The Commission is conducting a comprehensive review involving analysis of a variety of complex issues. It intends to publish its report on the reference in 2015.

-ENDS-

© Scoop Media

 
 
 
 
 
Parliament Headlines | Politics Headlines | Regional Headlines

Another Leader Exiting: Statement From Peter Dunne

I have concluded, based on recent polling, and other soundings I have been taking over the last few weeks, that, the volatility and uncertainty notwithstanding, there is now a mood amongst Ōhāriu voters for a change of MP, which is unlikely to alter...

“I have therefore decided that it is time for me to stand aside, so the people of Ōhāriu can elect a new electorate MP. More>>

 

Gordon Campbell: On Labour’s Campaign Launch

One of the key motifs of Ardern’s speech was her repeated use of the phrase – “Now, what?” Cleverly, that looks like being Labour’s response to National’s ‘steady as it goes’ warning against not putting the economic ‘gains’ at risk. More>>
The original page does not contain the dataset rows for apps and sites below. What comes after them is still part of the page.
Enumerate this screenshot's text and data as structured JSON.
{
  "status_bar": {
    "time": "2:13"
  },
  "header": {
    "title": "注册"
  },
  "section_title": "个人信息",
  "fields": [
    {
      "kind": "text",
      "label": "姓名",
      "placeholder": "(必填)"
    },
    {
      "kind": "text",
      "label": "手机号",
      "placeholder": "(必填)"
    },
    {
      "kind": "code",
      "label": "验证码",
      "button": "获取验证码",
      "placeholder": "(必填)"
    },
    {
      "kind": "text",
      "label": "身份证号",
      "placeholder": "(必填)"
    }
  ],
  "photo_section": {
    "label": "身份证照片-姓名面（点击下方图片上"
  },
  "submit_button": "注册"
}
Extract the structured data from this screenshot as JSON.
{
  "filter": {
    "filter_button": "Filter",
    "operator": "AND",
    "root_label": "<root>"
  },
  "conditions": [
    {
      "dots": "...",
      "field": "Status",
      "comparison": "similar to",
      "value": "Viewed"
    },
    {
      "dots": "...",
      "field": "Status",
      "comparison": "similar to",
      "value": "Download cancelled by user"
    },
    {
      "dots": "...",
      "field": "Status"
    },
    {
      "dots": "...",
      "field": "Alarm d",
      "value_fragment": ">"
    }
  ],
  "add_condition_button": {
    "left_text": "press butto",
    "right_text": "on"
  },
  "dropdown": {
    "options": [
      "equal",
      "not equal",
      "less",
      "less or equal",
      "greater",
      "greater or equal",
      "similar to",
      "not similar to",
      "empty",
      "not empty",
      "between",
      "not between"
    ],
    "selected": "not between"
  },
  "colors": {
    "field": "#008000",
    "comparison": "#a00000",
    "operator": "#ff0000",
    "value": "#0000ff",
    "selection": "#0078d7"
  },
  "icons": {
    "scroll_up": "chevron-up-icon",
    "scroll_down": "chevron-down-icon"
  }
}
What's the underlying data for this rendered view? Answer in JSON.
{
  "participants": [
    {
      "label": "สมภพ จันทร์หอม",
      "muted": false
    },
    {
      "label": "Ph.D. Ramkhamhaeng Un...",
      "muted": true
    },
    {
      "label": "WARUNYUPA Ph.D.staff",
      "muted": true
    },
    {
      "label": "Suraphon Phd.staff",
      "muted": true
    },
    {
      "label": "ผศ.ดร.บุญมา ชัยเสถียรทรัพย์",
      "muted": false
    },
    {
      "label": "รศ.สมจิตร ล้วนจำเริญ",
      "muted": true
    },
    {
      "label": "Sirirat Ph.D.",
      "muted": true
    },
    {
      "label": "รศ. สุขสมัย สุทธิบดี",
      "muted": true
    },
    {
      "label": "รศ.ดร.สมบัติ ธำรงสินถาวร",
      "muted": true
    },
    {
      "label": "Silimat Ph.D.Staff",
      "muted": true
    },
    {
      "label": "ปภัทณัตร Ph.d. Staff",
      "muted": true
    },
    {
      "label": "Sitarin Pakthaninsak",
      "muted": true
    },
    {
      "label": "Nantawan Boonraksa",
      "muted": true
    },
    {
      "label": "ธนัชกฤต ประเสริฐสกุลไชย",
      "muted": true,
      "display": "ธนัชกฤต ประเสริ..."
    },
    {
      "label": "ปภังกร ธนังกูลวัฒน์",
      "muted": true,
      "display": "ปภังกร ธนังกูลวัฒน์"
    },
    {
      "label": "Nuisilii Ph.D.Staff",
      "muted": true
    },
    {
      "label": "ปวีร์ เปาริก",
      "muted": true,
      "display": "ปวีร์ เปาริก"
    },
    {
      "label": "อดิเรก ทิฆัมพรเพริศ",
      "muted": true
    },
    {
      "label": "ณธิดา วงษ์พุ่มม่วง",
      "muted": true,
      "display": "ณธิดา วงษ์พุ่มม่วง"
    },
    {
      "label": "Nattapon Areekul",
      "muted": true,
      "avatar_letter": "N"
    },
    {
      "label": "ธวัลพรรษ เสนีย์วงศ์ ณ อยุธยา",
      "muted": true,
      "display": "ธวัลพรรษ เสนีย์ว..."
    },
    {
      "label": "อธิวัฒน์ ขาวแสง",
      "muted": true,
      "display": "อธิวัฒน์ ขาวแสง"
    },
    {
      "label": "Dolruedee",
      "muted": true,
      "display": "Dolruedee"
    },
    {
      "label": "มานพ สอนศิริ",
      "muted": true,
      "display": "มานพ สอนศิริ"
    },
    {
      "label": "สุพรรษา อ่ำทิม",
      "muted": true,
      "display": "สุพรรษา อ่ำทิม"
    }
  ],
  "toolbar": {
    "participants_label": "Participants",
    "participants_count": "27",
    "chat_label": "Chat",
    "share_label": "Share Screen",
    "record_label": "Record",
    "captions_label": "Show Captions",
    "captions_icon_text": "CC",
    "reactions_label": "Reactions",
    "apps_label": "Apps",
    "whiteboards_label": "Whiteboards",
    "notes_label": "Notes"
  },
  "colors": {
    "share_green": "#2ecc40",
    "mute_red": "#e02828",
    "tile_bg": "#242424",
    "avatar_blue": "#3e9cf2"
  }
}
ALSO:

Lyndon Hood: Social Welfare, Explained

Speaking as someone who has seen better times and nowadays mostly operates by being really annoying and humiliating to deal with, I have some fellow feeling with the current system, so I’ll take this chance to set a few things straight.. More>>

ALSO:

Deregistered: Independent Board Decision On Family First

The Board considers that Family First has a purpose to promote its own particular views about marriage and the traditional family that cannot be determined to be for the public benefit in a way previously accepted as charitable... More>>

ALSO:

Transport Policies: Nats' New $10.5bn Roads Of National Significance

National is committing to the next generation of Roads of National Significance, National Party Transport Spokesperson Simon Bridges says. More>>

ALSO:

Gordon Campbell: On Why Labour Isn’t Responsible For Barnaby Joyce

As a desperate Turnbull government tries to treat the Barnaby Joyce affair as a Pauline Hanson fever dream – blame it on the foreigners! We’re the victims of the dastardly New Zealand Labour Party! – our own government has chosen to further that narrative, and make itself an accomplice. More>>

ALSO:

Rail: Greens Back Tauranga – Hamilton – Auckland Service

The Green Party today announced that it will trial a passenger rail service between Auckland, Hamilton and Tauranga starting in 2019, when it is in government. More>>

ALSO:

Housing: Voluntary Rental Warrant Of Fitness For Wellington

Wellington City Council is partnering with the University of Otago, Wellington, to launch a voluntary Rental Warrant of Fitness for minimum housing standards in Wellington, Mayor Justin Lester has announced. More>>

ALSO:

 
 
 
 
 
 

LATEST HEADLINES

  • PARLIAMENT
  • POLITICS
  • REGIONAL
 
 

Featured InfoPages

Opening the Election